For thousands of homebound and chronically ill older Massachusetts citizens, getting the home care they need just became more challenging in ways that will have cost implications for the entire delivery system and care implications for patients.
Since the dawn of Medicare, it has been a requirement that a physician “certify” in writing that their patient needs home health care, and that the patient meets Medicare’s rules to qualify for the benefit. These rules state that patients must be sick enough to require skilled nursing care or physical therapy and that the patient must also be unable to leave home without assistance (“homebound”).
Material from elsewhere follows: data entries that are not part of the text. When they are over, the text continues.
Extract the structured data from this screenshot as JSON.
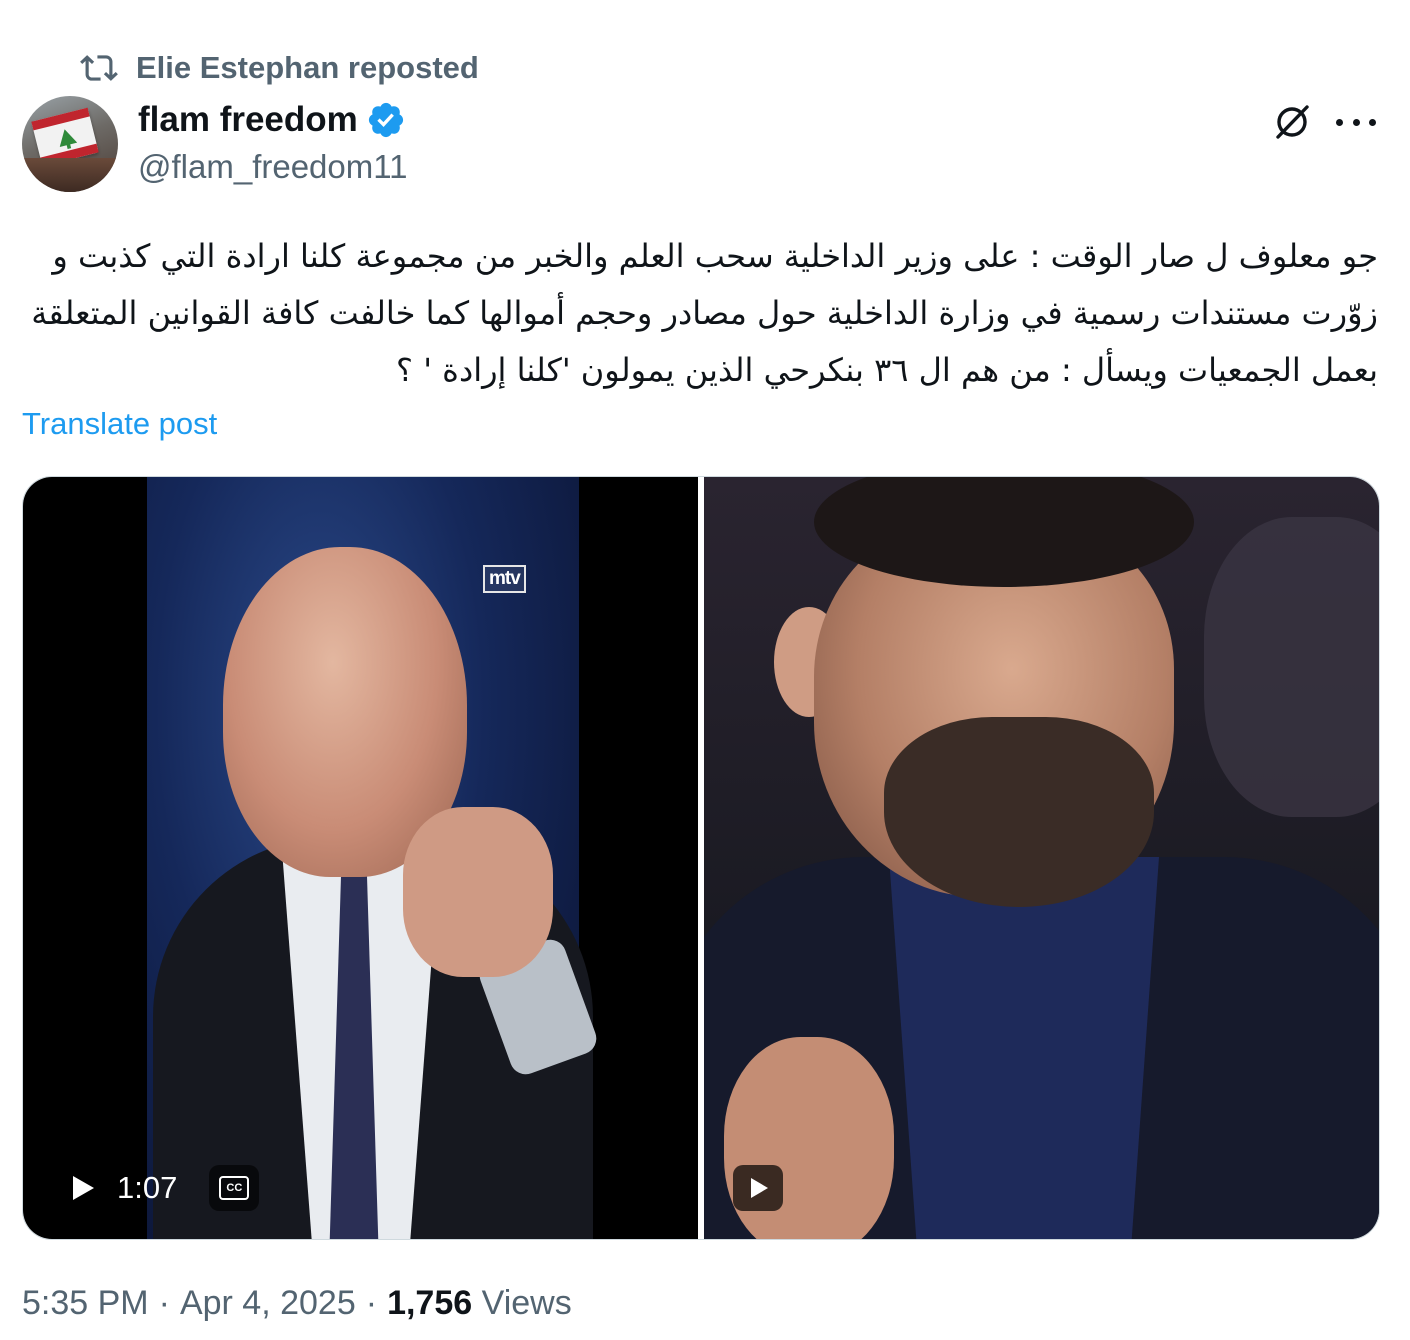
{
  "repost": {
    "icon": "repost-icon",
    "label": "Elie Estephan reposted"
  },
  "author": {
    "name": "flam freedom",
    "handle": "@flam_freedom11",
    "verified_icon": "verified-badge-icon",
    "avatar": "avatar"
  },
  "post": {
    "text": "جو معلوف ل صار الوقت : على وزير الداخلية سحب العلم والخبر من مجموعة كلنا ارادة التي كذبت و زوّرت مستندات رسمية في وزارة الداخلية حول مصادر وحجم أموالها كما خالفت كافة القوانين المتعلقة بعمل الجمعيات ويسأل : من هم ال ٣٦ بنكرحي الذين يمولون 'كلنا إرادة ' ؟",
    "translate_label": "Translate post"
  },
  "media": {
    "watermark": "mtv",
    "duration": "1:07",
    "cc_label": "CC"
  },
  "meta": {
    "time": "5:35 PM",
    "date": "Apr 4, 2025",
    "separator": "·",
    "views_count": "1,756",
    "views_label": "Views"
  },
  "colors": {
    "link": "#1d9bf0",
    "verified": "#1d9bf0",
    "secondary_text": "#536471",
    "primary_text": "#0f1419"
  }
}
A new regulation now adds to this already cumbersome process by requiring that the same homebound patient must get “certified” for such services during an in-person face-to-face meeting, and the meeting be documented by the physician, most likely their primary care physician, in a narrative that explains the need for care.
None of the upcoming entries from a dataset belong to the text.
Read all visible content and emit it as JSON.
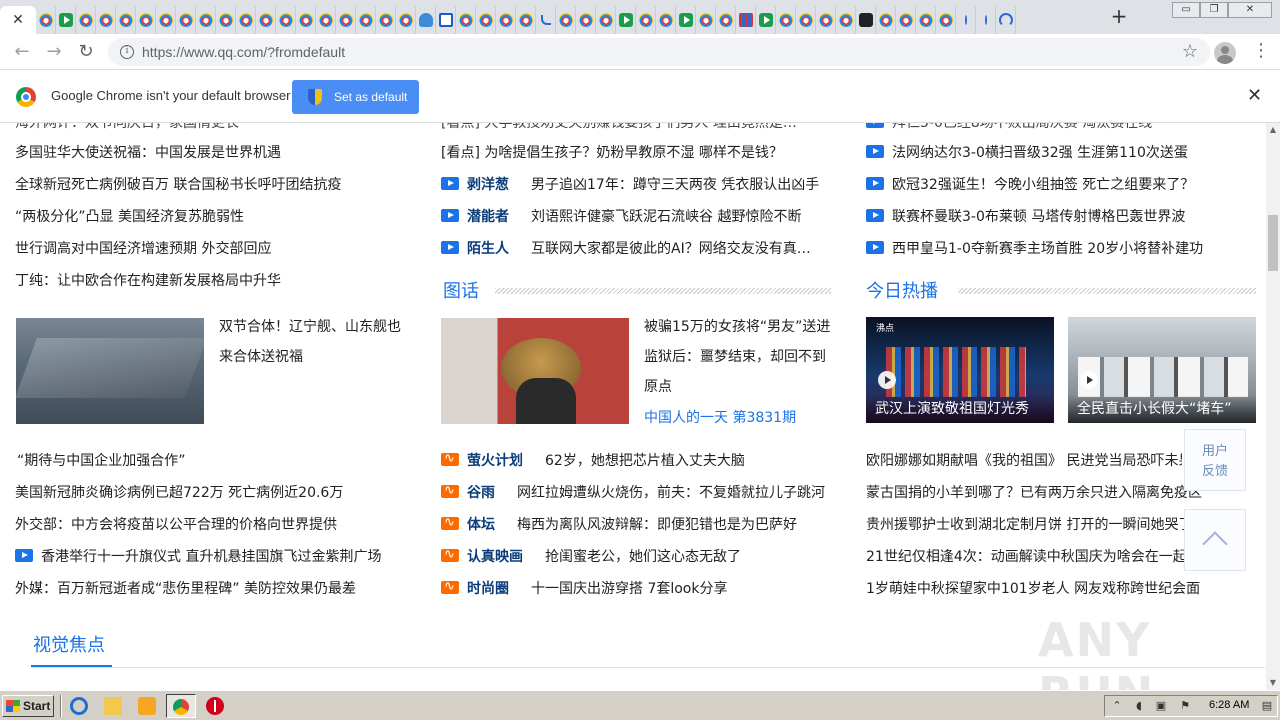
{
  "browser": {
    "url": "https://www.qq.com/?fromdefault",
    "new_tab_symbol": "+",
    "active_tab_close": "✕",
    "tab_favicons": [
      "qq",
      "play",
      "qq",
      "qq",
      "qq",
      "qq",
      "qq",
      "qq",
      "qq",
      "qq",
      "qq",
      "qq",
      "qq",
      "qq",
      "qq",
      "qq",
      "qq",
      "qq",
      "qq",
      "cloud",
      "house",
      "qq",
      "qq",
      "qq",
      "qq",
      "hook",
      "qq",
      "qq",
      "qq",
      "play",
      "qq",
      "qq",
      "play",
      "qq",
      "qq",
      "grid",
      "play",
      "qq",
      "qq",
      "qq",
      "qq",
      "dark",
      "qq",
      "qq",
      "qq",
      "qq",
      "line",
      "line",
      "spin"
    ],
    "window_controls": {
      "minimize": "▭",
      "restore": "❐",
      "close": "✕"
    },
    "back_symbol": "←",
    "forward_symbol": "→",
    "reload_symbol": "↻",
    "star_symbol": "☆",
    "menu_symbol": "⋮",
    "info_symbol": "i"
  },
  "infobar": {
    "message": "Google Chrome isn't your default browser",
    "button_label": "Set as default",
    "close_symbol": "✕"
  },
  "left_column": {
    "cut_line": "海外网评：双节同庆日，家国情更长",
    "news": [
      "多国驻华大使送祝福：中国发展是世界机遇",
      "全球新冠死亡病例破百万 联合国秘书长呼吁团结抗疫",
      "“两极分化”凸显 美国经济复苏脆弱性",
      "世行调高对中国经济增速预期 外交部回应",
      "丁纯：让中欧合作在构建新发展格局中升华"
    ],
    "feature": {
      "desc": "双节合体！辽宁舰、山东舰也来合体送祝福"
    },
    "news2": [
      "“期待与中国企业加强合作”",
      "美国新冠肺炎确诊病例已超722万 死亡病例近20.6万",
      "外交部：中方会将疫苗以公平合理的价格向世界提供",
      "香港举行十一升旗仪式 直升机悬挂国旗飞过金紫荆广场",
      "外媒：百万新冠逝者成“悲伤里程碑” 美防控效果仍最差"
    ]
  },
  "middle_column": {
    "cut_line": "[看点] 大学教授劝丈夫别赚钱要孩子们男人 理由竟然是…",
    "first": "[看点] 为啥提倡生孩子？奶粉早教原不湿 哪样不是钱？",
    "tagged": [
      {
        "tag": "剥洋葱",
        "text": "男子追凶17年：蹲守三天两夜 凭衣服认出凶手"
      },
      {
        "tag": "潜能者",
        "text": "刘语熙许健豪飞跃泥石流峡谷 越野惊险不断"
      },
      {
        "tag": "陌生人",
        "text": "互联网大家都是彼此的AI？网络交友没有真…"
      }
    ],
    "section_title": "图话",
    "feature": {
      "desc": "被骗15万的女孩将“男友”送进监狱后：噩梦结束，却回不到原点",
      "sub": "中国人的一天 第3831期"
    },
    "rss_items": [
      {
        "tag": "萤火计划",
        "text": "62岁，她想把芯片植入丈夫大脑"
      },
      {
        "tag": "谷雨",
        "text": "网红拉姆遭纵火烧伤，前夫：不复婚就拉儿子跳河"
      },
      {
        "tag": "体坛",
        "text": "梅西为离队风波辩解：即便犯错也是为巴萨好"
      },
      {
        "tag": "认真映画",
        "text": "抢闺蜜老公，她们这心态无敌了"
      },
      {
        "tag": "时尚圈",
        "text": "十一国庆出游穿搭 7套look分享"
      }
    ]
  },
  "right_column": {
    "cut_line": "拜仁5-0已经8场不败出局决赛 淘汰赛在线",
    "videos": [
      "法网纳达尔3-0横扫晋级32强 生涯第110次送蛋",
      "欧冠32强诞生！今晚小组抽签 死亡之组要来了？",
      "联赛杯曼联3-0布莱顿 马塔传射博格巴轰世界波",
      "西甲皇马1-0夺新赛季主场首胜 20岁小将替补建功"
    ],
    "section_title": "今日热播",
    "thumb1": {
      "logo": "沸点",
      "caption": "武汉上演致敬祖国灯光秀"
    },
    "thumb2": {
      "caption": "全民直击小长假大“堵车”"
    },
    "news": [
      "欧阳娜娜如期献唱《我的祖国》 民进党当局恐吓未果",
      "蒙古国捐的小羊到哪了？已有两万余只进入隔离免疫区",
      "贵州援鄂护士收到湖北定制月饼 打开的一瞬间她哭了",
      "21世纪仅相逢4次：动画解读中秋国庆为啥会在一起",
      "1岁萌娃中秋探望家中101岁老人 网友戏称跨世纪会面"
    ]
  },
  "feedback": {
    "line1": "用户",
    "line2": "反馈"
  },
  "focus_title": "视觉焦点",
  "watermark": "ANY  RUN",
  "taskbar": {
    "start_label": "Start",
    "clock": "6:28 AM"
  }
}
On the surface the new requirement may seem innocuous, but Medicare knows that doctors will resist additional paperwork (they already have) which will reduce valid homecare orders for patients. If agencies provide homecare without appropriately filled out paperwork, the agency will not get paid, or worse, homecare will not be provided at all — not a surprising outcome when you consider Medicare’s unstated goal is to lower cost — even though lack of homecare may jeopardize a patient’s health and even though care in the home is the most cost-effective place to deliver care.
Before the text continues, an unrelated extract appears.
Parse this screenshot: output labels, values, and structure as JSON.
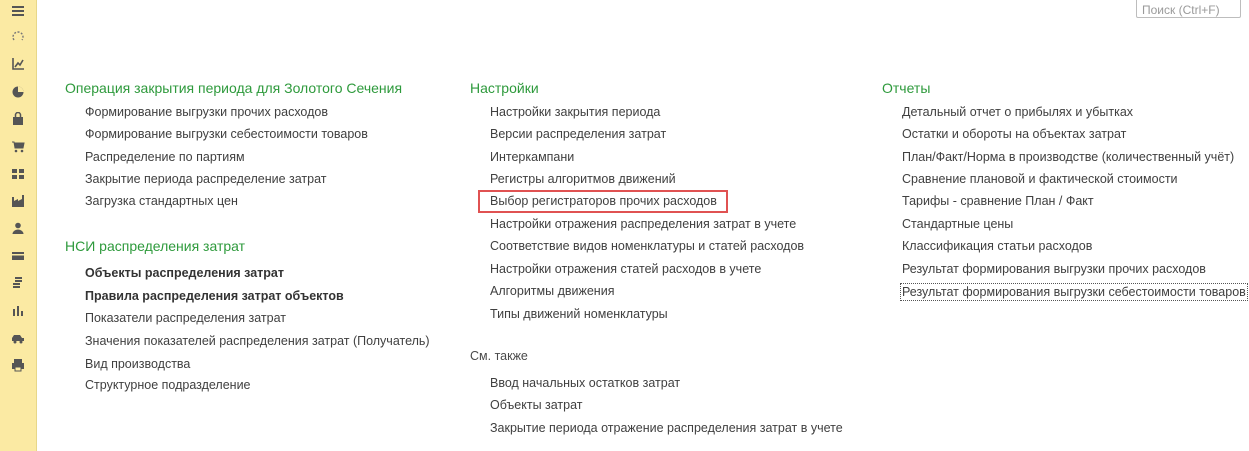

The regulations have clearly set a standard that makes total compliance impossible. If patients are homebound, then Medicare is either suggesting that patients make extraordinary efforts to visit their doctor, or that doctors start making house calls, wasting valuable time better spent serving many patients.
For patients who are in nursing homes for a short stay following a hospitalization, it is almost impossible to get the documentation the Medicare program is requiring. One national nursing home ownership group with several Massachusetts locations distributed a memo falsely stating that this is a homecare agency requirement. In truth, home health agencies and their patients will be punished for physicians not filling out paperwork to Medicare’s new standards, and visits to patients will not happen and/or homecare agencies will not be paid.
These regulations, which were slated to take effect January 1, 2001, were initially delayed due to serious concerns about physicians’ readiness to comply and the impact that the requirement will have on severely ill patients. The regulations took effect April 1, 2011. The concerns remain. The Massachusetts Medical Society, which represents physicians, and the Massachusetts Hospital Association have joined Home care in questioning the expanse of this new requirement
At a time when our state has embraced a policy of Community First for elders and others with disabling conditions, the enforcement of this rule is causing a train wreck that is setting policy and provider collaboration back many years. Medicare needs to do the right thing for these chronically ill patients and cancel its ill-advised directive, and Congress needs to repeal the legislative language from which these regulations are derived.
While the battle rages, the Vineyard Nursing Association will work with the Island physicians to assist with the new requirements, and of course, we will continue to serve our patients needs no matter the cost.
Bob Tonti is chief executive of the Vineyard Nursing Association. Patricia Kelleher is the executive director of the Home Care Alliance of Massachusetts